Apparently, MBS has some interest in the art world, as evidenced by his purchase of “Salvator Mundi,” a portrait of Christ attributed to Leonardo da Vinci, which shattered the world record for a painting sold at auction in 2017 when he paid Christie’s $450 million (the painting is reportedly secured on MBS’s super-yacht, despite the expectation that it would be loaned to the Louvre Abu Dhabi).
The suppression of human rights and the Khashoggi murder were central to Ruscha’s decision to quit the Desert X board, as he stated in an interview with Frances Anderton, host of DnA on KCRW, labeling the impending exhibition “the equivalent of inviting Hitler to a tea party.” Lipschutz cited reasons such as the Saudi war with Yemen and its suppression of LGBTQ rights for his resignation from the board. In addition, Desert X is a nonprofit and the outrage surrounding the Saudi exhibition caused one major donor, the MaddocksBrown Foundation, to announce cessation of its funding in protest.
The Desert X controversy is part of a rising tide of art world social consciousness. In last issue’s column, I surveyed protests in the art world to remove donor recognition rights afforded the Sackler family—who own Purdue Pharma, the major supplier of Oxycontin, source of the opioid epidemic— and other actions around dubious business ties of art mega-donors.
On Anderton’s KCRW show, Neville Wakefield, artistic director of Desert X, pushed back: “I think essentially you either believe in embargo and that you don’t communicate with people with whom you believe there are differences, or you believe in the power of art to connect people.” The Desert X message is that the Saudi installation will help build western bridges to the kingdom.
Participants in the Saudi show include Lita Albuquerque from LA, Egyptian-born Sherin Guirguis, Danish art collective Superflex and at least six Saudi artists. Albuquerque has done site-specific installations in deserts around the world, including 2017’s inaugural Desert X. She will install a mile-long sculptural work at the Saudi site.
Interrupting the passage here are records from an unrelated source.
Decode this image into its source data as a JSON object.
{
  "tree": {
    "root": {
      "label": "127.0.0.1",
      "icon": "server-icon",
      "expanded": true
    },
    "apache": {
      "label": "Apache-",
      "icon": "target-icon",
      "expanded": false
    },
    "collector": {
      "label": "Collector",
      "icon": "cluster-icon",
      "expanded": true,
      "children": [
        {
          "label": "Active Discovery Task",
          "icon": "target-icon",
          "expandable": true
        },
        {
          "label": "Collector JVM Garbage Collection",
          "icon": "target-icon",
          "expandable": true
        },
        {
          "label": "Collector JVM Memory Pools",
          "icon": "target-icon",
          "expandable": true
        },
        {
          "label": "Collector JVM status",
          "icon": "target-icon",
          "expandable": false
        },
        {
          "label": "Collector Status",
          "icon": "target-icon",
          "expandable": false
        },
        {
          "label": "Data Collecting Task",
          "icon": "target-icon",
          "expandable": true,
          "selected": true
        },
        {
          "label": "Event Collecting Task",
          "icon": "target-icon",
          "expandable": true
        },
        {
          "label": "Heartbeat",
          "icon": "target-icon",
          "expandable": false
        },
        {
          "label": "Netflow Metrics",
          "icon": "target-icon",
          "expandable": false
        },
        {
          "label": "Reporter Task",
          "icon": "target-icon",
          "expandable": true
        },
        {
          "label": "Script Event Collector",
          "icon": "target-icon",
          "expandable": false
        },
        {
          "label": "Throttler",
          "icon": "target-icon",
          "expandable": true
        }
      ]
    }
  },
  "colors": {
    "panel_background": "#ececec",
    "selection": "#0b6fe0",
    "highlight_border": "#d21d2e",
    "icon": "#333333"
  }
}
The Saudis have taken too many steps backward since the Crown Prince assumed power, and all their art outreach and public relations can’t obscure their obscene and dismal failure to become enlightened citizens of the world. Desert X has made a major blunder. When Desert X fundraisers inevitably ask for more donations from the art community, they may find they are stranded in the desert without a drop to drink.